There are many different elements that need to come together to create a new website. You need to consider the layout, the design, the page content, the menu, the footer, the sidebar and any extra functionality that you want to include.
But there is one very important factor that needs to be considered and is often overlooked. The user’s experience.
A website is often built with aesthetics as the primary goal. However, focusing only on the ‘wow factor’ may result in a website that is difficult to navigate and just downright annoying for your visitors. A website that turns away visitors is useless to a business. This is why the user’s experience should be front and centre of your mind at all times during the creative process.
Here are our tips for creating a website that is both easy to navigate and useful for your visitors.
What is the most Important Information?
It’s very rare for a website visitor to read all the information on a single website page. They might read the headline and maybe the first few sentences. Maybe they then skim read through the other headings on the page to see if there is anything else relevant to them. The majority stop reading at this point. If they haven’t found the information that they need in this time, they move on.
Don’t get me wrong, it’s still very important to include all the information that may be useful to your website visitors. However, it’s important to keep the average user’s browsing habits in mind as you lay out the page. Leave out any information that doesn’t need to be there. Use description headings to separate each section of information so a reader can easily skim the page to determine whether the information is relevant to them.
Most of the visitor’s attention is given to the first heading and paragraph on the page. Use this to your advantage. What is it that you want them to know the most? Do you have a unique selling point that you want to highlight? If so, add it to the top of the page or perhaps work it into your page title.
The Menu is a Roadmap for your Website
Ask yourself the following questions:
- What information might visitors be looking for when they visit my website?
- What information might I want visitors to find?
- Can links to this information be easily found from any page on the website?

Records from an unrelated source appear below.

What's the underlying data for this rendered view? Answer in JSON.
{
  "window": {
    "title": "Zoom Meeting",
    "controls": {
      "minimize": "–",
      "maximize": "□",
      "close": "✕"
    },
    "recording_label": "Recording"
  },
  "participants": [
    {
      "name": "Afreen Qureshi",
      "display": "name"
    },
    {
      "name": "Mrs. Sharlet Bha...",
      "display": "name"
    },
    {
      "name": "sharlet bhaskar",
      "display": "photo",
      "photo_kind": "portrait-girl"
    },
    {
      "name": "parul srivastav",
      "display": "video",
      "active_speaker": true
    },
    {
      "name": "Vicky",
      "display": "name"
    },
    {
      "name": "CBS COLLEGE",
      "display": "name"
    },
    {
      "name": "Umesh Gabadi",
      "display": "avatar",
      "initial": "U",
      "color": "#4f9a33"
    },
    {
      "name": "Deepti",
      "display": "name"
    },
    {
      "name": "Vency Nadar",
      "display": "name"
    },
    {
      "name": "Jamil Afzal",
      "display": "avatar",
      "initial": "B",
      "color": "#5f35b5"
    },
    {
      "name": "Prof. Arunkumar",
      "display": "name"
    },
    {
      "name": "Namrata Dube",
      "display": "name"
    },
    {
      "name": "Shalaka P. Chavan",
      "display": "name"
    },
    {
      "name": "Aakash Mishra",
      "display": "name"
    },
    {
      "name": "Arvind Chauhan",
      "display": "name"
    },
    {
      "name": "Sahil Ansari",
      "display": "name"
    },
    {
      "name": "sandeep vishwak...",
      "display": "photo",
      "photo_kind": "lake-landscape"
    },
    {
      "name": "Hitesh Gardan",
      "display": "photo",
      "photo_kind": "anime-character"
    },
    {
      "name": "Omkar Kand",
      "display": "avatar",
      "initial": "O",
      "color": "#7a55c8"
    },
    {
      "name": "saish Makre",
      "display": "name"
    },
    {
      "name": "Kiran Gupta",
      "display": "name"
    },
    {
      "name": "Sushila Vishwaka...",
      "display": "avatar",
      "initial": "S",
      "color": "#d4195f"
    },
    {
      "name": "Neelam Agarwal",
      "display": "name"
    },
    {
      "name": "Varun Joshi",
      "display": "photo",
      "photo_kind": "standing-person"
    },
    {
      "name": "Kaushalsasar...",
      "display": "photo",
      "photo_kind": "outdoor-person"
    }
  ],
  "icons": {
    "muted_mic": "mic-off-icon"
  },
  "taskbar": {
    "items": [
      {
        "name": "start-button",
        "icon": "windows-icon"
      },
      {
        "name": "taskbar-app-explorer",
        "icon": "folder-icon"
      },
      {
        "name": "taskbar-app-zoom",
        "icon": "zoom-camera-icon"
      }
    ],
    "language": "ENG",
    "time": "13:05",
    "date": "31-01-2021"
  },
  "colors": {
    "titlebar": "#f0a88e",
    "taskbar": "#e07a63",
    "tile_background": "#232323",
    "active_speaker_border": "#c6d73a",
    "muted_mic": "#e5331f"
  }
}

Use this information when deciding what content should go on each page and where that page should sit in the menu. You want it to be obvious to visitors where they need to go to find what they’re looking for (or what you want them to find).
How you set up the menu might also depend on your target market. We found an interesting example recently. Normally, when viewing a website on a desktop, you’d expect to see the menu sit horizontally along the top of the screen or vertically down the side. When viewing a website on a smaller screen (for example, an iPhone), a smaller “menu symbol” is shown (see the example from the Bizboost website below). When you click on this website, the full menu will load.
On a website we viewed recently, they’ve chosen to use the menu symbol, even when the website is viewed on a desktop computer.
This is where your target audience might come into play. A millennial who have spent half their life browsing the internet on their iPhone (like me) is more likely to see this symbol and realise straight away that this is the menu. Other generations who have not spent as much time addicted to their smartphones may not find this as quick. This is a generalisation of course, but a useful place to start when making decisions about your website.
Can Your Contact Details be found Easily?
For many businesses, the location contact details are the most important piece of information on the site. Where do people need to go if they want to buy from you? How can people reach out to you if they have more questions about your products or services?
Make sure this information can be found easily. People often expect to find these details on a ‘contact us’ or ‘location’ page, so including these in your menu is useful. Many businesses will also have their details in the footer of the site, so it can be found easily on every page.
It’s common for people to search for a local business on their smartphones so it can be very useful to include a Google Map on your website. Clicking on this map will then open Maps app on the phone, which allows visitors to get directions from their location to your business.
Keep it Fast
The attention span of your average internet user is not what they used to be. Having a website that is slow to load increases the chance of a person leaving the site before they find the information that they need. This is why the speed of your website is so important.
If you have a WordPress website and have signed up for our WordPress Tune-Up, we already look after this for you. Once every six months, we update your website, optimise images, delete unnecessary files and generally give everything a good check to ensure it’s running as quick as possible.
Outside of this, there are also things that you can do. Ensure that the images you upload are no larger than they need to be. If uploading documents, keep them as small as possible. For more on optimising your media files, see the sections titled “preparing images user guides” and “PDF Documents User Guides” on our resources page.
Make it Mobile Responsive
Being “mobile responsive” means that the website automatically adapts depending on the size of the screen that it’s viewed on. The practical effect of this is that it is much easier for visitors to scroll and navigate through the website. The buttons are bigger on the screen and there’s no need to zoom and pan through the page to read the content. It also has the added benefit of being more google-friendly then a non-responsive site, making it more likely to be found in the search results.
The ability to make a website mobile responsive is a relatively new feature. If your website has been developed by us within the last six years, it’s likely that it’s already responsive. If older, it may not be. But don’t fret, it’s often possible to convert an older site into a responsive site, without needing to create an entirely new template. You can find out more here.
So, these are five tips we have for improving the usability of your website. It’s by no means a comprehensive list. So if you’ve noticed things that have irked you or made it easier for you to use a website, you can share it in the comments below.